Playing kick ball in the streets of my neighborhood growing up, we asked for and permitted do-overs during normal play. It was expected. As kids we were pretty generous with grace, as odd as that might seem. Kids are usually pretty selfish (aren't we all?). But we all knew what it felt like to kick at the ball and only find air, or even worse, fall flat on our bottoms. Even the best kick ball player on the block knew what kicking air felt like, so it made it easy to ask for a do-over.

My students really appreciate do-overs, although sometimes it's hard to get them to ask for one. Their school careers thus far have taught them that there's only one right way to do something and if you do it wrong, you've lost your chance to do it right. My desire is for them to learn what they need to learn, no matter how many times it takes. So if they turn in a paper and it's not quite right, I offer them the chance to redo it. They have as many chances as I can offer. Unfortunately, I don't have unlimited chances to give. I actually have a timeframe we all need to work within. A semester is only so long.

When the kick ball game is over, or the semester comes to a close, we run out of chances to begin again. Life is like that - it's finite.

Bill Murray's character, Phil Conners in Groundhog Day, finally realizes that this recurring day is a gift and not a curse. He sees these second chances to "do it right" as a way to improve the relationships he has with those around him. He gets a chance to apologize, to make a lifelong friend, to save a life, to learn a new skill, nurture an old talent, and pursue the love of his life. The fact that he relived February 2 for many years helped him, slowly but surely, become a better version of himself.

My motto is a quote from Abraham Lincoln - "Little by little does the trick." I may not be able to take a do-over of this life, and there are people who may never give me a second chance, but over its course I have an opportunity to improve how I do what I do: how I live, how I love, and even how I laugh.

Little by little. . .

And like Phil Connors who learned how to play the piano and get his medical degree over time, I've learned some things too with the gift of time I've been given.

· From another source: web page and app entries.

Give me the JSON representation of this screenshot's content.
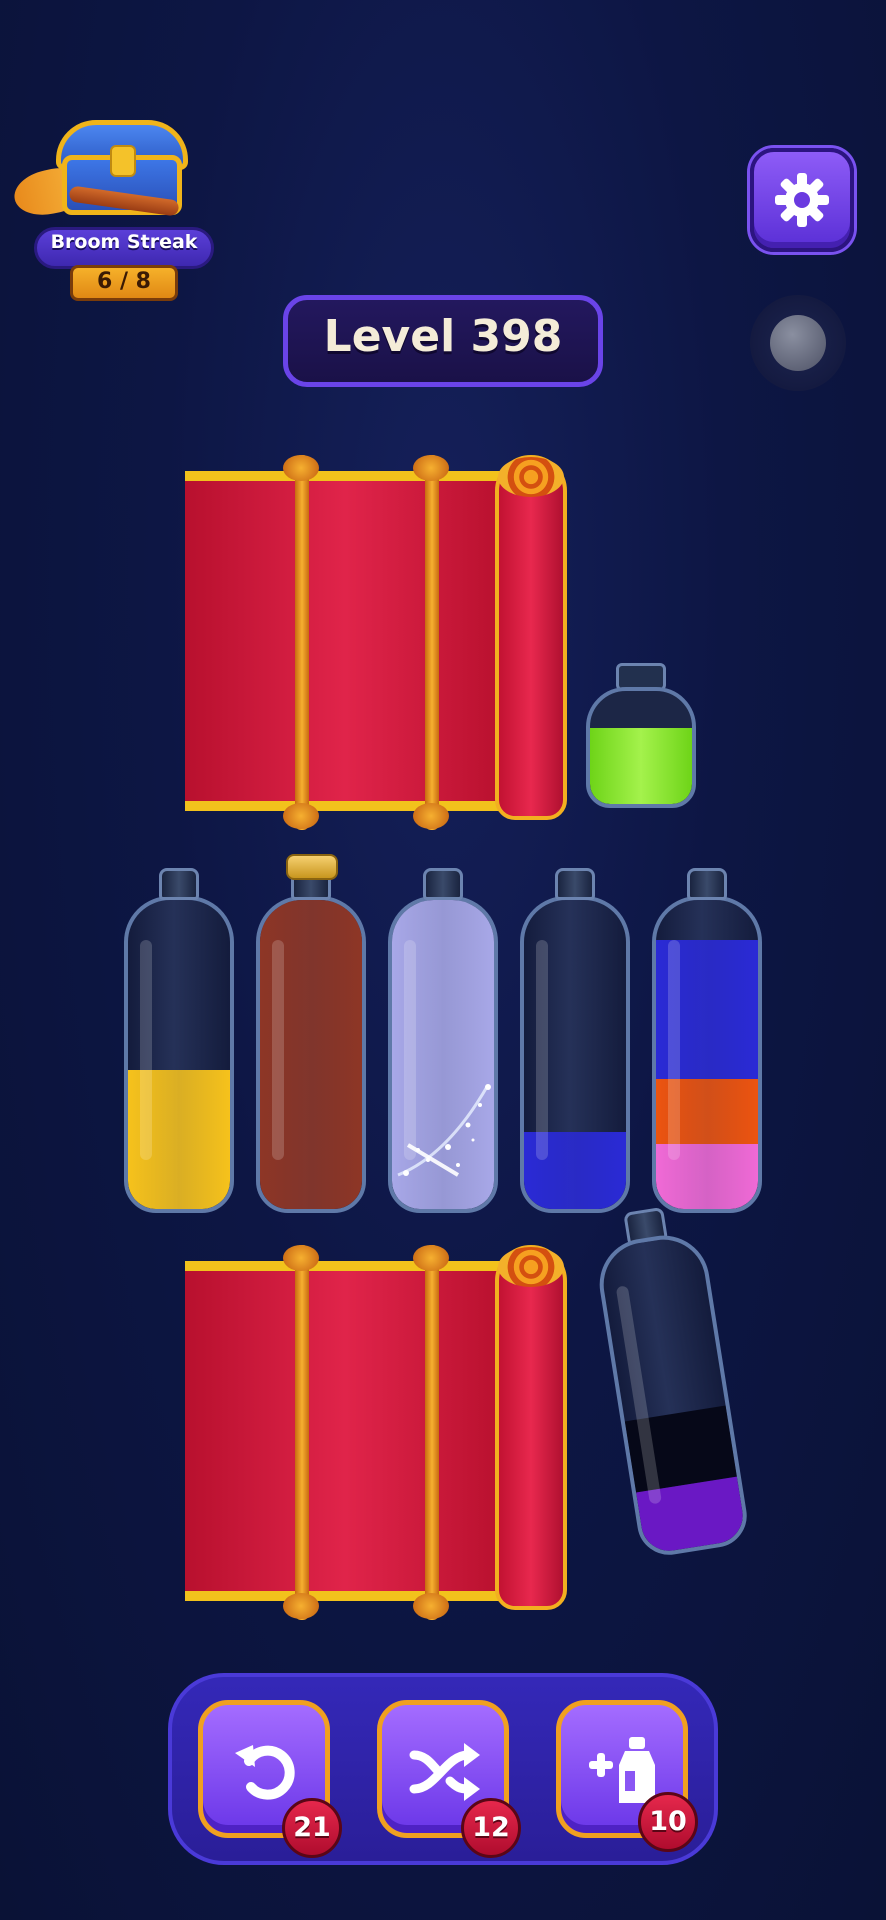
{
  "streak": {
    "label": "Broom Streak",
    "count": "6 / 8"
  },
  "level": {
    "title": "Level 398"
  },
  "colors": {
    "yellow": "#f6c21c",
    "brown": "#8e3626",
    "lavender": "#a8a8e8",
    "blue": "#2a2ad6",
    "orange": "#ec5410",
    "pink": "#f06ad6",
    "green": "#8ee434",
    "black": "#060818",
    "purple": "#6a18c4",
    "curtain_red": "#d81e40",
    "toolbar_blue": "#3428b8"
  },
  "bottles": [
    {
      "name": "bottle-1",
      "layers": [
        {
          "color": "yellow",
          "fraction": 0.45
        }
      ]
    },
    {
      "name": "bottle-2",
      "corked": true,
      "layers": [
        {
          "color": "brown",
          "fraction": 1.0
        }
      ]
    },
    {
      "name": "bottle-3",
      "layers": [
        {
          "color": "lavender",
          "fraction": 1.0
        }
      ]
    },
    {
      "name": "bottle-4",
      "layers": [
        {
          "color": "blue",
          "fraction": 0.25
        }
      ]
    },
    {
      "name": "bottle-5",
      "layers": [
        {
          "color": "pink",
          "fraction": 0.21
        },
        {
          "color": "orange",
          "fraction": 0.21
        },
        {
          "color": "blue",
          "fraction": 0.45
        }
      ]
    }
  ],
  "jar": {
    "color": "green",
    "fraction": 0.65
  },
  "tilted_bottle": {
    "layers": [
      {
        "color": "purple",
        "fraction": 0.21
      },
      {
        "color": "black",
        "fraction": 0.24
      }
    ]
  },
  "icons": {
    "settings": "gear-icon",
    "undo": "undo-icon",
    "shuffle": "shuffle-icon",
    "add_bottle": "add-bottle-icon"
  },
  "toolbar": {
    "undo_count": "21",
    "shuffle_count": "12",
    "add_bottle_count": "10"
  }
}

I laugh out loud now. This in itself will make those who know me well smile.

Do you want a do-over? I may not be the Creator of grace, but I can help distribute it. Like papers a student helper hands out to the rest of the class, we can all raise our hands and volunteer for the task.

When you're given a second chance, don't squander it. And when you're given the chance to offer grace, don't walk away from it. The life you save may be your own.

Do you need a do-over?